Gold bounced above $1,800 on Friday, buoyed by bets that central banks may keep interest rates relatively low to stave off lingering growth risks.
But an overall uptick in the dollar, while investors tried to gauge the timing of the U.S. Federal Reserve’s taper timeline, kept bullion on course for a weekly decline.
Spot gold rose 0.3% to $1,800.40 per ounce by 0732 GMT. Down 1.4% so far, it was headed for its first weekly fall in five. U.S. gold futures rose 0.1% to $1,802.10.
Facilitating gold’s advance, the dollar was a tad softer on the day, making bullion more appealing for those holding other currencies, but the greenback was still bound for a weekly rise.
Gold continues to remain a buy on dips because central banks are in no hurry to raise interest rates, said Stephen Innes, managing partner at SPI Asset Management.
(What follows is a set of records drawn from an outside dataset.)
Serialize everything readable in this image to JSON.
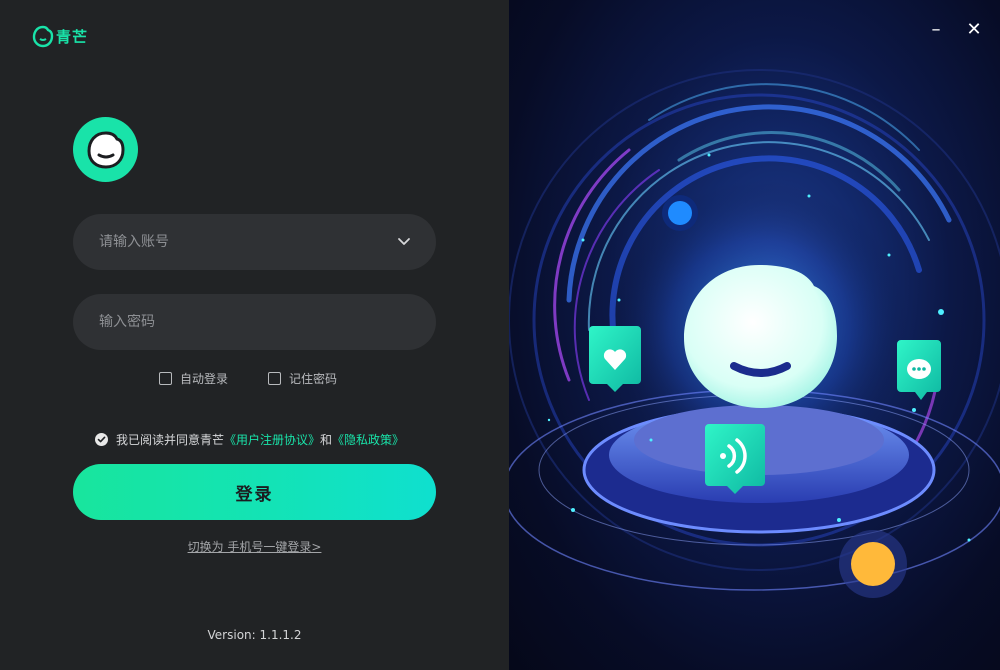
{
  "brand": {
    "name": "青芒"
  },
  "account": {
    "placeholder": "请输入账号"
  },
  "password": {
    "placeholder": "输入密码"
  },
  "options": {
    "auto_login": "自动登录",
    "remember_password": "记住密码"
  },
  "agreement": {
    "prefix": "我已阅读并同意青芒",
    "user_agreement": "《用户注册协议》",
    "conjunction": "和",
    "privacy_policy": "《隐私政策》"
  },
  "login_button": "登录",
  "switch_link": "切换为 手机号一键登录>",
  "version": "Version: 1.1.1.2",
  "window": {
    "minimize": "–",
    "close": "✕"
  },
  "colors": {
    "accent": "#19e3a9",
    "panel": "#212325",
    "field": "#2f3134"
  }
}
“Growth is still a really big concern for central banks.”
Gold investors closely followed cues from the Fed, since non-yielding bullion tends to gain when interest rates are low, while some consider bullion a hedge against higher inflation fuelled by massive stimulus.
And the signals were mixed, with a recent Fed report showing the U.S. economy “downshifted slightly” in August. But a number of Fed officials said this week the August slowdown in job growth would not throw off plans to reduce asset purchases this year.
Despite elevated macro risks, the Fed is unlikely to take 2021 taper off the table and gold should head lower in the fourth quarter, around $1,700, Citi Research said in a note.
Silver rose 0.54 % to $24.20 per ounce but was down 2% this week.
Platinum gained 0.4% to $981.19. It was headed for its biggest weekly decline since early August, falling 4.2%.
Palladium climbed 0.5% to $2,189.33 but was down over 9% for the week.